--- START ---
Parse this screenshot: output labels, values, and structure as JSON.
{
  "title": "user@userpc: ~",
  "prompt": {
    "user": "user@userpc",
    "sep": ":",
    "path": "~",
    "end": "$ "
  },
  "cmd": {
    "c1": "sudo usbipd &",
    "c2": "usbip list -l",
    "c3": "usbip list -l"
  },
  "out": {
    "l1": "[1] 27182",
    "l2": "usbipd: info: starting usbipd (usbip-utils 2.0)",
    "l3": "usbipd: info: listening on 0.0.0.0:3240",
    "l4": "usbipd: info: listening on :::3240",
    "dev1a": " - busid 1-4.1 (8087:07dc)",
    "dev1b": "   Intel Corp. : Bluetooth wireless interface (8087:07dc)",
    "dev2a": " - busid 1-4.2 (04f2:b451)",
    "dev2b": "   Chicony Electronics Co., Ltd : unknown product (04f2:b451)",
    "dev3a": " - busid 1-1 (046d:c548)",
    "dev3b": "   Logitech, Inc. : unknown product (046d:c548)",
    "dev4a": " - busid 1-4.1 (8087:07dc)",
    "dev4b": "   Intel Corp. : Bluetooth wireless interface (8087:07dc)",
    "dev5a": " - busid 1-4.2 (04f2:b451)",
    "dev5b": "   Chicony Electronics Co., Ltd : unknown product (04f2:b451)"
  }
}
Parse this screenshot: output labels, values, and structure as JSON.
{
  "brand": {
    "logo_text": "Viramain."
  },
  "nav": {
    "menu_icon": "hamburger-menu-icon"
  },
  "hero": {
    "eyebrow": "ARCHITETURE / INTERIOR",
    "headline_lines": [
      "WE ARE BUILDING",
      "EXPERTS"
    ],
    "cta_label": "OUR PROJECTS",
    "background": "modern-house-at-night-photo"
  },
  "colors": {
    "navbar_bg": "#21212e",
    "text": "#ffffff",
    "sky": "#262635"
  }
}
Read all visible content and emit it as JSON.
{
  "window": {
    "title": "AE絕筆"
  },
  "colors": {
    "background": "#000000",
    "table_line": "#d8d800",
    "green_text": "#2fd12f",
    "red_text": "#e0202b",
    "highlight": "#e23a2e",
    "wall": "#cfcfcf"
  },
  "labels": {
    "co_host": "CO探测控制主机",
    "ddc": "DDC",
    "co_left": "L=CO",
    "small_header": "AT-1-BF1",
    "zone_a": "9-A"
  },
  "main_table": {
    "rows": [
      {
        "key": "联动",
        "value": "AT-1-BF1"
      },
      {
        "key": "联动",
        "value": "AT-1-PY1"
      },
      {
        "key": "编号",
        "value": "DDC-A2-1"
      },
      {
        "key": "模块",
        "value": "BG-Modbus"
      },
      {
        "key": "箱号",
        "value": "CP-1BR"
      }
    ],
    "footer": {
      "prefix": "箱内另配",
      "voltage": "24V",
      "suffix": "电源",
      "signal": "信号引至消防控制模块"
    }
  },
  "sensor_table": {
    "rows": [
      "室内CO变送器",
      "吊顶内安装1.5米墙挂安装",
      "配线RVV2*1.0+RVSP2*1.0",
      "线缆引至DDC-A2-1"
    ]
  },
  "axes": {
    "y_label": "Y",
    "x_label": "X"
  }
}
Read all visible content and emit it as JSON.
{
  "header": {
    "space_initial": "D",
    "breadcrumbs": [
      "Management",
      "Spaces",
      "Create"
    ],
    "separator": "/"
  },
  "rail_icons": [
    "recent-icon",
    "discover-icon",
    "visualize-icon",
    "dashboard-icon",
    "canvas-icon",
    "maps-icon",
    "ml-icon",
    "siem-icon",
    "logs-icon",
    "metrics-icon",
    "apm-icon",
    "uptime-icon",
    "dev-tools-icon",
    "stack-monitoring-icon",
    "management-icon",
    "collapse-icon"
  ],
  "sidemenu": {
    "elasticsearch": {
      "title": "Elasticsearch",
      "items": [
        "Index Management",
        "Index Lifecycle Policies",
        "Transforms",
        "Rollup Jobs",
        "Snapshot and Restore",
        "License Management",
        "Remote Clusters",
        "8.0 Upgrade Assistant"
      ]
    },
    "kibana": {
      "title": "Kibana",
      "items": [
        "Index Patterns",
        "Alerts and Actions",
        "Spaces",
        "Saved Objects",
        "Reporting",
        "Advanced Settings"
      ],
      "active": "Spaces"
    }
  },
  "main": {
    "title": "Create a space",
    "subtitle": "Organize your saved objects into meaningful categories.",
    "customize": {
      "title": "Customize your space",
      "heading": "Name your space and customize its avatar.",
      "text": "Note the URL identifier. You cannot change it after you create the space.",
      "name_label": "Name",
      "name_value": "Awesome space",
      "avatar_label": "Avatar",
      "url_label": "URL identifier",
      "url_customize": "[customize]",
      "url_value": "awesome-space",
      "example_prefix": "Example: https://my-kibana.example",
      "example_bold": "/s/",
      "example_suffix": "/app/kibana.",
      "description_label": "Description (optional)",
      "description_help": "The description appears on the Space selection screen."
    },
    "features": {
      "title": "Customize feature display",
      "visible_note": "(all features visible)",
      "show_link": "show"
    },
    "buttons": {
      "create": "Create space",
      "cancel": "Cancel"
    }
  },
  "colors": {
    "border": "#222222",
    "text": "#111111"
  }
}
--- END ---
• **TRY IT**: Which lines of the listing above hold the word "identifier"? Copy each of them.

• **RESULT OF THIS EXERCISE**:
      "text": "Note the URL identifier. You cannot change it after you create the space.",
      "url_label": "URL identifier",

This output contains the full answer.